• **INSTRUCTIONS FOR THE TASK**
A complete, unaltered copy of the listing is needed. Write it out.

------------------------------------

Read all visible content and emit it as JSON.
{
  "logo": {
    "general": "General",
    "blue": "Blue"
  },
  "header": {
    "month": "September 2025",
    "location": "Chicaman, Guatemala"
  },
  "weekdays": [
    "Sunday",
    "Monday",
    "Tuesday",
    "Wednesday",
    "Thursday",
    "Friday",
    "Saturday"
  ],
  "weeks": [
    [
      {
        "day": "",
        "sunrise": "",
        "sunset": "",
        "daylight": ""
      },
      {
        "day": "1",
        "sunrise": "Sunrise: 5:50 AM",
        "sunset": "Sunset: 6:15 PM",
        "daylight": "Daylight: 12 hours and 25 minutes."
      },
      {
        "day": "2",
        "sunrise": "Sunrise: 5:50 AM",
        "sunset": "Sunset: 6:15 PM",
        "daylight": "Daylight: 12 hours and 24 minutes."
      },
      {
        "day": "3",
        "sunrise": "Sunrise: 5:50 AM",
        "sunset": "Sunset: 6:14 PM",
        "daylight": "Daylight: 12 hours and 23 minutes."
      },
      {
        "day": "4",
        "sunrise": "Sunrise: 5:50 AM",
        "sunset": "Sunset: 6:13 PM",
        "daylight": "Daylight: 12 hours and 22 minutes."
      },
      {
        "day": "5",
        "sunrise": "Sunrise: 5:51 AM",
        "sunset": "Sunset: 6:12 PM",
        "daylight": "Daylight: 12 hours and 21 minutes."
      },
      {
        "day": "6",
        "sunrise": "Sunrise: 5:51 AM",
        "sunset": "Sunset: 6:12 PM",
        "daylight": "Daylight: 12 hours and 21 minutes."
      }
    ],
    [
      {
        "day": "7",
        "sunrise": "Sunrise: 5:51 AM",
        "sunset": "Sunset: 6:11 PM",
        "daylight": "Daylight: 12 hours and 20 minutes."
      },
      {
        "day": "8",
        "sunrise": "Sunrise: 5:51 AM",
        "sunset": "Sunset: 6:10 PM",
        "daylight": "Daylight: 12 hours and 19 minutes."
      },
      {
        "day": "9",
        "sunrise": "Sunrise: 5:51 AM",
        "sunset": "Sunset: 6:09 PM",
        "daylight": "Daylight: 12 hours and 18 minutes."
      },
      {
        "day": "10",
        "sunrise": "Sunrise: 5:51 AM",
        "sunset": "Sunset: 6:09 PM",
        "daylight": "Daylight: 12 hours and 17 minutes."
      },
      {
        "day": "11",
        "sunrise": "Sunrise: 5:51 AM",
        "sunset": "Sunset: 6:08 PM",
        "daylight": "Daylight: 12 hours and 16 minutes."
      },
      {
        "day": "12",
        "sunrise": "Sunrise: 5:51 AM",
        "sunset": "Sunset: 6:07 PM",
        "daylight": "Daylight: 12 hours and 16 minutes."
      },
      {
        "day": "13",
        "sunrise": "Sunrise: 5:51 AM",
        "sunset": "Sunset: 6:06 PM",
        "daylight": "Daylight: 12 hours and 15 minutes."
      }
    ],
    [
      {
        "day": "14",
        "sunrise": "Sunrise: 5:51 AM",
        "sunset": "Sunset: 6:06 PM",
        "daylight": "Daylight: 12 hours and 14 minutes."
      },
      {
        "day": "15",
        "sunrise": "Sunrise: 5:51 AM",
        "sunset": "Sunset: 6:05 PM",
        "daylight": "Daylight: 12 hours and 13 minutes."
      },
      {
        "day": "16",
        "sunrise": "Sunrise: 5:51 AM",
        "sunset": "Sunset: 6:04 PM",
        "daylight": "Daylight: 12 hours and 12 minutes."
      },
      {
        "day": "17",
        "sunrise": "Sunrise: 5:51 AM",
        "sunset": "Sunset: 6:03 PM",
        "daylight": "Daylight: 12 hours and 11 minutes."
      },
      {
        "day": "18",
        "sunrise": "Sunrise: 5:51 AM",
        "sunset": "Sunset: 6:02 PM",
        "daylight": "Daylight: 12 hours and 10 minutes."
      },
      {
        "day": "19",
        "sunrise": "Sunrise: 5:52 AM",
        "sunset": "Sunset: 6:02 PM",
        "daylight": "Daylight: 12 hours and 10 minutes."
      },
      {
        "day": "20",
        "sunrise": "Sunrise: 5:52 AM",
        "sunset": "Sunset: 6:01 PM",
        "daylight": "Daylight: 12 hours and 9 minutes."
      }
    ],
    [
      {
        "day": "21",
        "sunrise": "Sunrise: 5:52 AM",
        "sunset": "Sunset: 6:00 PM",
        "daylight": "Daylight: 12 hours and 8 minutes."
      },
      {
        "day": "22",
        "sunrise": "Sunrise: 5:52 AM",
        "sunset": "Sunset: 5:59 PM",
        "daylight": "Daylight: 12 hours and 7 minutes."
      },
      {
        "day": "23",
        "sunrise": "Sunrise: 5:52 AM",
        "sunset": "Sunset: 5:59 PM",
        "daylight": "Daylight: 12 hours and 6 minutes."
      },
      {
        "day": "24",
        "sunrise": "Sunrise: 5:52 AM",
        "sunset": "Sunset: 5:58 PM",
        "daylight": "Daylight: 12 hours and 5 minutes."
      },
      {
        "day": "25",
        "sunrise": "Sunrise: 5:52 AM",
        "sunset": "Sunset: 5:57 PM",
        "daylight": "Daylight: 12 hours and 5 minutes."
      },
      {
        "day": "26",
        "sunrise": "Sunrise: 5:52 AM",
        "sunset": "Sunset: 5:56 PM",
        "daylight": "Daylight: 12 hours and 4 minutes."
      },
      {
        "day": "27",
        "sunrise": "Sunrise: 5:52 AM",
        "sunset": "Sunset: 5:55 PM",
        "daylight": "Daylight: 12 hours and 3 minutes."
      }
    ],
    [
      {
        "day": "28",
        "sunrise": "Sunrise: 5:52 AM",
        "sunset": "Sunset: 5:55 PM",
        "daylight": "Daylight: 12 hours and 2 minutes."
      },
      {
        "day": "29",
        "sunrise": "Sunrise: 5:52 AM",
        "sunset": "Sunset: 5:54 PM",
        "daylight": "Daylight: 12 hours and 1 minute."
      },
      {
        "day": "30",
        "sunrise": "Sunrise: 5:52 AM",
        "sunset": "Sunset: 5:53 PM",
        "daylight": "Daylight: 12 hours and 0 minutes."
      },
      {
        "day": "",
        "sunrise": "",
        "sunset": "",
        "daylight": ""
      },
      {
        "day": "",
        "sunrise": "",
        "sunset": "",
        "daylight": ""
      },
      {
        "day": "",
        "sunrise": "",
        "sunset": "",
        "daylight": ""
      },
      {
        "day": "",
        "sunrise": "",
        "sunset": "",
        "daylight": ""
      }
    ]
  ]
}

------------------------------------

• **TASK OUTPUT**
Read all visible content and emit it as JSON.
{
  "logo": {
    "general": "General",
    "blue": "Blue"
  },
  "header": {
    "month": "September 2025",
    "location": "Chicaman, Guatemala"
  },
  "weekdays": [
    "Sunday",
    "Monday",
    "Tuesday",
    "Wednesday",
    "Thursday",
    "Friday",
    "Saturday"
  ],
  "weeks": [
    [
      {
        "day": "",
        "sunrise": "",
        "sunset": "",
        "daylight": ""
      },
      {
        "day": "1",
        "sunrise": "Sunrise: 5:50 AM",
        "sunset": "Sunset: 6:15 PM",
        "daylight": "Daylight: 12 hours and 25 minutes."
      },
      {
        "day": "2",
        "sunrise": "Sunrise: 5:50 AM",
        "sunset": "Sunset: 6:15 PM",
        "daylight": "Daylight: 12 hours and 24 minutes."
      },
      {
        "day": "3",
        "sunrise": "Sunrise: 5:50 AM",
        "sunset": "Sunset: 6:14 PM",
        "daylight": "Daylight: 12 hours and 23 minutes."
      },
      {
        "day": "4",
        "sunrise": "Sunrise: 5:50 AM",
        "sunset": "Sunset: 6:13 PM",
        "daylight": "Daylight: 12 hours and 22 minutes."
      },
      {
        "day": "5",
        "sunrise": "Sunrise: 5:51 AM",
        "sunset": "Sunset: 6:12 PM",
        "daylight": "Daylight: 12 hours and 21 minutes."
      },
      {
        "day": "6",
        "sunrise": "Sunrise: 5:51 AM",
        "sunset": "Sunset: 6:12 PM",
        "daylight": "Daylight: 12 hours and 21 minutes."
      }
    ],
    [
      {
        "day": "7",
        "sunrise": "Sunrise: 5:51 AM",
        "sunset": "Sunset: 6:11 PM",
        "daylight": "Daylight: 12 hours and 20 minutes."
      },
      {
        "day": "8",
        "sunrise": "Sunrise: 5:51 AM",
        "sunset": "Sunset: 6:10 PM",
        "daylight": "Daylight: 12 hours and 19 minutes."
      },
      {
        "day": "9",
        "sunrise": "Sunrise: 5:51 AM",
        "sunset": "Sunset: 6:09 PM",
        "daylight": "Daylight: 12 hours and 18 minutes."
      },
      {
        "day": "10",
        "sunrise": "Sunrise: 5:51 AM",
        "sunset": "Sunset: 6:09 PM",
        "daylight": "Daylight: 12 hours and 17 minutes."
      },
      {
        "day": "11",
        "sunrise": "Sunrise: 5:51 AM",
        "sunset": "Sunset: 6:08 PM",
        "daylight": "Daylight: 12 hours and 16 minutes."
      },
      {
        "day": "12",
        "sunrise": "Sunrise: 5:51 AM",
        "sunset": "Sunset: 6:07 PM",
        "daylight": "Daylight: 12 hours and 16 minutes."
      },
      {
        "day": "13",
        "sunrise": "Sunrise: 5:51 AM",
        "sunset": "Sunset: 6:06 PM",
        "daylight": "Daylight: 12 hours and 15 minutes."
      }
    ],
    [
      {
        "day": "14",
        "sunrise": "Sunrise: 5:51 AM",
        "sunset": "Sunset: 6:06 PM",
        "daylight": "Daylight: 12 hours and 14 minutes."
      },
      {
        "day": "15",
        "sunrise": "Sunrise: 5:51 AM",
        "sunset": "Sunset: 6:05 PM",
        "daylight": "Daylight: 12 hours and 13 minutes."
      },
      {
        "day": "16",
        "sunrise": "Sunrise: 5:51 AM",
        "sunset": "Sunset: 6:04 PM",
        "daylight": "Daylight: 12 hours and 12 minutes."
      },
      {
        "day": "17",
        "sunrise": "Sunrise: 5:51 AM",
        "sunset": "Sunset: 6:03 PM",
        "daylight": "Daylight: 12 hours and 11 minutes."
      },
      {
        "day": "18",
        "sunrise": "Sunrise: 5:51 AM",
        "sunset": "Sunset: 6:02 PM",
        "daylight": "Daylight: 12 hours and 10 minutes."
      },
      {
        "day": "19",
        "sunrise": "Sunrise: 5:52 AM",
        "sunset": "Sunset: 6:02 PM",
        "daylight": "Daylight: 12 hours and 10 minutes."
      },
      {
        "day": "20",
        "sunrise": "Sunrise: 5:52 AM",
        "sunset": "Sunset: 6:01 PM",
        "daylight": "Daylight: 12 hours and 9 minutes."
      }
    ],
    [
      {
        "day": "21",
        "sunrise": "Sunrise: 5:52 AM",
        "sunset": "Sunset: 6:00 PM",
        "daylight": "Daylight: 12 hours and 8 minutes."
      },
      {
        "day": "22",
        "sunrise": "Sunrise: 5:52 AM",
        "sunset": "Sunset: 5:59 PM",
        "daylight": "Daylight: 12 hours and 7 minutes."
      },
      {
        "day": "23",
        "sunrise": "Sunrise: 5:52 AM",
        "sunset": "Sunset: 5:59 PM",
        "daylight": "Daylight: 12 hours and 6 minutes."
      },
      {
        "day": "24",
        "sunrise": "Sunrise: 5:52 AM",
        "sunset": "Sunset: 5:58 PM",
        "daylight": "Daylight: 12 hours and 5 minutes."
      },
      {
        "day": "25",
        "sunrise": "Sunrise: 5:52 AM",
        "sunset": "Sunset: 5:57 PM",
        "daylight": "Daylight: 12 hours and 5 minutes."
      },
      {
        "day": "26",
        "sunrise": "Sunrise: 5:52 AM",
        "sunset": "Sunset: 5:56 PM",
        "daylight": "Daylight: 12 hours and 4 minutes."
      },
      {
        "day": "27",
        "sunrise": "Sunrise: 5:52 AM",
        "sunset": "Sunset: 5:55 PM",
        "daylight": "Daylight: 12 hours and 3 minutes."
      }
    ],
    [
      {
        "day": "28",
        "sunrise": "Sunrise: 5:52 AM",
        "sunset": "Sunset: 5:55 PM",
        "daylight": "Daylight: 12 hours and 2 minutes."
      },
      {
        "day": "29",
        "sunrise": "Sunrise: 5:52 AM",
        "sunset": "Sunset: 5:54 PM",
        "daylight": "Daylight: 12 hours and 1 minute."
      },
      {
        "day": "30",
        "sunrise": "Sunrise: 5:52 AM",
        "sunset": "Sunset: 5:53 PM",
        "daylight": "Daylight: 12 hours and 0 minutes."
      },
      {
        "day": "",
        "sunrise": "",
        "sunset": "",
        "daylight": ""
      },
      {
        "day": "",
        "sunrise": "",
        "sunset": "",
        "daylight": ""
      },
      {
        "day": "",
        "sunrise": "",
        "sunset": "",
        "daylight": ""
      },
      {
        "day": "",
        "sunrise": "",
        "sunset": "",
        "daylight": ""
      }
    ]
  ]
}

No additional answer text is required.